───── Data to process

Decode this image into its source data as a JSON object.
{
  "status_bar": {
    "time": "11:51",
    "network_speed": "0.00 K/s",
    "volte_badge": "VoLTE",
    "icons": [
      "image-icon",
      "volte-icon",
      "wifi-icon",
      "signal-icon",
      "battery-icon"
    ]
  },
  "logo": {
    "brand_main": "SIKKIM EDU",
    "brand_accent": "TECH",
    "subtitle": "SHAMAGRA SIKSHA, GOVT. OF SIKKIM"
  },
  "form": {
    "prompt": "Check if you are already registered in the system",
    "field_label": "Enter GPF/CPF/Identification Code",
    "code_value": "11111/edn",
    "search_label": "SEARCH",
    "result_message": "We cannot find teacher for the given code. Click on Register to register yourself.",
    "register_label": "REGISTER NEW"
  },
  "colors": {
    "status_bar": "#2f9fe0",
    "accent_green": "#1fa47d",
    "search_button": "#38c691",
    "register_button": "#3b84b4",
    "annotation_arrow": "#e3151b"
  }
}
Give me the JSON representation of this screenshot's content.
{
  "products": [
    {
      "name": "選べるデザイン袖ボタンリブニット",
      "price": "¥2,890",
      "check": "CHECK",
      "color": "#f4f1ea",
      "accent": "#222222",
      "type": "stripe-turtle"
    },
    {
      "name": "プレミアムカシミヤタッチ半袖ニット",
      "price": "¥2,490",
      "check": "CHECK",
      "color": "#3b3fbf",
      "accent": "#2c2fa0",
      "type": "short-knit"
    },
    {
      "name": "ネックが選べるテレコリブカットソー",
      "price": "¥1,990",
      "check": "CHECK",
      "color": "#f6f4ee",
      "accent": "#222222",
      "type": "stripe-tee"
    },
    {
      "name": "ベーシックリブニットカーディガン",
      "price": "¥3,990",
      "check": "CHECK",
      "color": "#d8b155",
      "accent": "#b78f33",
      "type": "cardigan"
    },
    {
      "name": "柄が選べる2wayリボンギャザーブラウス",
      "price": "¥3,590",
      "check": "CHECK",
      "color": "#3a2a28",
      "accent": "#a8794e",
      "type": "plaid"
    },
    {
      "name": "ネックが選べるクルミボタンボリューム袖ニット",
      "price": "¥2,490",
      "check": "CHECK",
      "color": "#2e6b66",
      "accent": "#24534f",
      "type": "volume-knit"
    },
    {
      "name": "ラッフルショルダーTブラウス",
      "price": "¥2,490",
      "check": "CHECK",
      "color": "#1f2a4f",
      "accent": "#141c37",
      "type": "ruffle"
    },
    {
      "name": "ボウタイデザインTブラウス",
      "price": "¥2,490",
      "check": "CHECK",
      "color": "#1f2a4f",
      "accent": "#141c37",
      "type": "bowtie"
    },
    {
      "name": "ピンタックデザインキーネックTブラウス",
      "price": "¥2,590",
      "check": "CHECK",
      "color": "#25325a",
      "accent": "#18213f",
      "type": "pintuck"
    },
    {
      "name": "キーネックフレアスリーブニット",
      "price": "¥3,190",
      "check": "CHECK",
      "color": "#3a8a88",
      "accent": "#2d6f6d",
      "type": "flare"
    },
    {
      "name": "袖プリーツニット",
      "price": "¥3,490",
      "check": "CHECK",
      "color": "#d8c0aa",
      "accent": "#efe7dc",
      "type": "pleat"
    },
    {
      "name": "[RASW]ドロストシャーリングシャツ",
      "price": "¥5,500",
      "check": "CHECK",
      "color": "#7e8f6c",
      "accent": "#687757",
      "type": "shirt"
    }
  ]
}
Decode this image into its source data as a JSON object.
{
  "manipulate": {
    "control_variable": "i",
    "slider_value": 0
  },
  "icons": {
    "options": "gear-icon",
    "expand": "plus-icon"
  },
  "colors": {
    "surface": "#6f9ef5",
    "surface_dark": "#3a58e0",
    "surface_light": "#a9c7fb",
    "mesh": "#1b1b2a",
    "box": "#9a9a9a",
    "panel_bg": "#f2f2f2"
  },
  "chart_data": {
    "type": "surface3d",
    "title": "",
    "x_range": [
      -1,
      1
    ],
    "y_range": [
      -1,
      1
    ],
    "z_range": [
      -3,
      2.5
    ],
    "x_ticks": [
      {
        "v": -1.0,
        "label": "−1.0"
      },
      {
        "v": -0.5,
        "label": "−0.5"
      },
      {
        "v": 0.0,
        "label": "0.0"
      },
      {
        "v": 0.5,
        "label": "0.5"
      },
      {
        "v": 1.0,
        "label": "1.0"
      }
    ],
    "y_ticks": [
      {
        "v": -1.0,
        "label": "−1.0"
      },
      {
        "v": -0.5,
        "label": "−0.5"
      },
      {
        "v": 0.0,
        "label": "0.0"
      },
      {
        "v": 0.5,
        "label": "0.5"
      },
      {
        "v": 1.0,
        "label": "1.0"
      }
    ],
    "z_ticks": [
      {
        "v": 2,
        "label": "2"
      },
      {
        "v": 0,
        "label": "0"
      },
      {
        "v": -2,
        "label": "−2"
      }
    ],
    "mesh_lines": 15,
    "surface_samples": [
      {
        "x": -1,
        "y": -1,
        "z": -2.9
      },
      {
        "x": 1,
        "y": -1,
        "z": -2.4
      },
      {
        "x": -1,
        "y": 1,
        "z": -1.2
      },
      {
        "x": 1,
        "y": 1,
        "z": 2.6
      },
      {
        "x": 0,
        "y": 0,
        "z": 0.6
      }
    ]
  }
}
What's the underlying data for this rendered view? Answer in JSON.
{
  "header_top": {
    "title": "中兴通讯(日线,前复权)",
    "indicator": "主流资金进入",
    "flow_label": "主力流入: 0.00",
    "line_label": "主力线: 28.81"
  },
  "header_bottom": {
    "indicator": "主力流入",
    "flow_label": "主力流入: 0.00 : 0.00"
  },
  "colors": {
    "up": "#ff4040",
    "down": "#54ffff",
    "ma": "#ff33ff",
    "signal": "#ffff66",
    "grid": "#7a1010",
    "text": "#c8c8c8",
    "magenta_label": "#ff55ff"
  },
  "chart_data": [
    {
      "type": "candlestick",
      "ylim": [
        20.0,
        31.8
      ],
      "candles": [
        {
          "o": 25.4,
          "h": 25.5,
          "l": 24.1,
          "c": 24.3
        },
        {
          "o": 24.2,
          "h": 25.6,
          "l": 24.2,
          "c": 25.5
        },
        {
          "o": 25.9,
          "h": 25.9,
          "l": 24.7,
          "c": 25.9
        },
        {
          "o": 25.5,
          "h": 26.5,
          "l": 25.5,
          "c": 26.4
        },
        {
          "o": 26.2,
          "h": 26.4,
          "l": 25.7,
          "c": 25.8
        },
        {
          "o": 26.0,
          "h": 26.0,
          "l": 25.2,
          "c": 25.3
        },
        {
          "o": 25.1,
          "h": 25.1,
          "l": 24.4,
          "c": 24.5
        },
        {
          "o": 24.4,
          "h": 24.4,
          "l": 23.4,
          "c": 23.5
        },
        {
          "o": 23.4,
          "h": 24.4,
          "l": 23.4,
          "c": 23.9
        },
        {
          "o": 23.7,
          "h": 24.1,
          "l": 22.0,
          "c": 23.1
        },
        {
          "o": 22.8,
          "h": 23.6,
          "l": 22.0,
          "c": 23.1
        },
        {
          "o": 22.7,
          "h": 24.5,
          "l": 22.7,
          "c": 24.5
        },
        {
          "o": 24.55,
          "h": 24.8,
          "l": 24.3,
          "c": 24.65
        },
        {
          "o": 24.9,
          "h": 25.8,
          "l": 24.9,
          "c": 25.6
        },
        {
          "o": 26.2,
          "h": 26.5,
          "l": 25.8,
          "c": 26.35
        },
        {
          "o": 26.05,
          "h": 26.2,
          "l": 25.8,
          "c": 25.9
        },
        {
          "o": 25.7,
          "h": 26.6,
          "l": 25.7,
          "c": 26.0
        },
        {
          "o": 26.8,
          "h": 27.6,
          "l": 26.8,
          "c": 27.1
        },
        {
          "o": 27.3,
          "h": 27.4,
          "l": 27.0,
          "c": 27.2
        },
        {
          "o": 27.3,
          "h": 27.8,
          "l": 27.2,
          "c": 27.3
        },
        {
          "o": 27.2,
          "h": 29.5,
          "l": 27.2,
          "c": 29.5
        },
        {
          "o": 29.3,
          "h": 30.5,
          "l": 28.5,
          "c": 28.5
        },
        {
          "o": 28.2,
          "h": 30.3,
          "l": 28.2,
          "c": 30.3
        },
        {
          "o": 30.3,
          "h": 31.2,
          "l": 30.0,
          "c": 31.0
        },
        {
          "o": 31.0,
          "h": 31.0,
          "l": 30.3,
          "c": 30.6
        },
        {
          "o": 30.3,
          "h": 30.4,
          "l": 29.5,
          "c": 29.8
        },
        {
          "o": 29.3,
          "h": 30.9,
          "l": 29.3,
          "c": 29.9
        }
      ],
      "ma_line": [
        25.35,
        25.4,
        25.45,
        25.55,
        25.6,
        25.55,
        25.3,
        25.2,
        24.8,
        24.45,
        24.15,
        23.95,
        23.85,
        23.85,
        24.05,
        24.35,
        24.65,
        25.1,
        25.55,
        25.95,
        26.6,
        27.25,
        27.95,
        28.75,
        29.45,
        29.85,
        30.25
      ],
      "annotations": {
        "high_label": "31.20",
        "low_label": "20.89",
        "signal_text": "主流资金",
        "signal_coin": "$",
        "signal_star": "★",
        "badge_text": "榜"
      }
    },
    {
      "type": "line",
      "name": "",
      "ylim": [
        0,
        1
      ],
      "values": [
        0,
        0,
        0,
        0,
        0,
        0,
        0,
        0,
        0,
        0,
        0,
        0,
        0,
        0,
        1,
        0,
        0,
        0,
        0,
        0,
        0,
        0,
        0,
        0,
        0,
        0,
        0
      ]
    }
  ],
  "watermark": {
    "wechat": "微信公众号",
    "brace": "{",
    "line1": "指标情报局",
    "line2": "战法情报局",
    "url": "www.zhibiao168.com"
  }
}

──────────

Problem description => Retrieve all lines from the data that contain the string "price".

Response area =>
      "price": "¥2,890",
      "price": "¥2,490",
      "price": "¥1,990",
      "price": "¥3,990",
      "price": "¥3,590",
      "price": "¥2,490",
      "price": "¥2,490",
      "price": "¥2,490",
      "price": "¥2,590",
      "price": "¥3,190",
      "price": "¥3,490",
      "price": "¥5,500",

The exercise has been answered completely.